On November 3-4 Cas van den Gevel and I climbed the south-southeast face of Singu Chuli. We reached the south ridge at 6,350m but found the crest above so heavily fluted and corniced that we deemed it too dangerous to continue to the summit.
Our base camp was placed at 4,500m on the approach to the normal route on Tharpu Chuli (5,663m) from the south-southwest. From here it took one-and-a-half days to reach the foot of the face. We climbed to the col on the ridge separating Tharpu Chuli from Pancha Chuli to the north, where we spent the night. On November 3 we followed the crest of the ridge north until it became steep and rocky. At this point we descended the east flank (one rappel at the bottom), crossed the glacier, and climbed up to the foot of Singu Chuli. Due to the middle and right side of the face having large seracs, we opted for a line on the left, very close to that climbed by Slovenians in 1995.

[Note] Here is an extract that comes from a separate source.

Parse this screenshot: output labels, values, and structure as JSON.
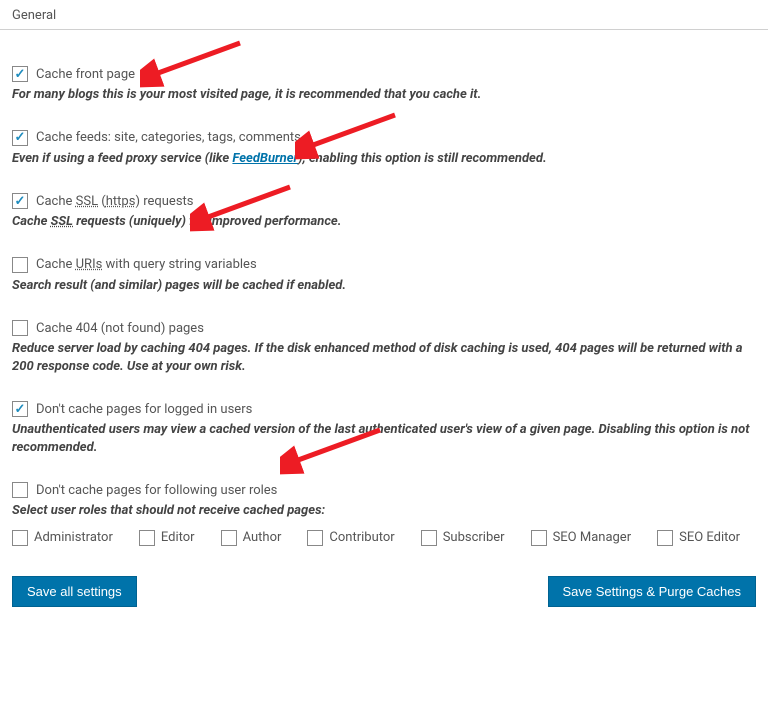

The same day we climbed the first 300m of face, bivouacking at 5,900m. The next day we reached the crest of the south ridge and descended to our bivouac. The route was TD/TD+ with ice up to 90°. From there it took two days to return to base camp, first southeast down the West Annapurna Glacier and then via the South Annapurna Glacier.
Our original intention had been to repeat the Ghilini-Maclntyre-Porter route on the west face. However, there is some uncertainty as to the exact location of this line, and the approach across the glacier was horrendously broken. During an acclimatization ascent of Tharpu Chuli we could see that the south-southeast face presented much better conditions.
William van Meegdenburg
Editor’s note: in October 1995 Ziga Petric and Bojan Pockar climbed the face via a line fractionally to the right of that taken by the Dutch. Toward the top they found sections of 75-80° and UIAA VI on rock. The last pitch to the crest of the south ridge was the crux (VI+ rock and vertical ice). Above, a very unstable, dangerous and corniced crest led to the summit. Unable to reverse their ascent, they were forced to rappel directly down the face, exposed to serac fall. They named their route Perun (ED2). The Dutch noticed two sections of old fixed rope on the rock spur to their left, and a third below their exit point on the summit ridge, seemingly emerging from the rock spur. The origins of these are currently unknown. Singu Chuli was first climbed in 1957 by David Cox and Wilfred Noyce via the east ridge, but despite its current status as a “trekking peak”, this mountain is infrequently ascended.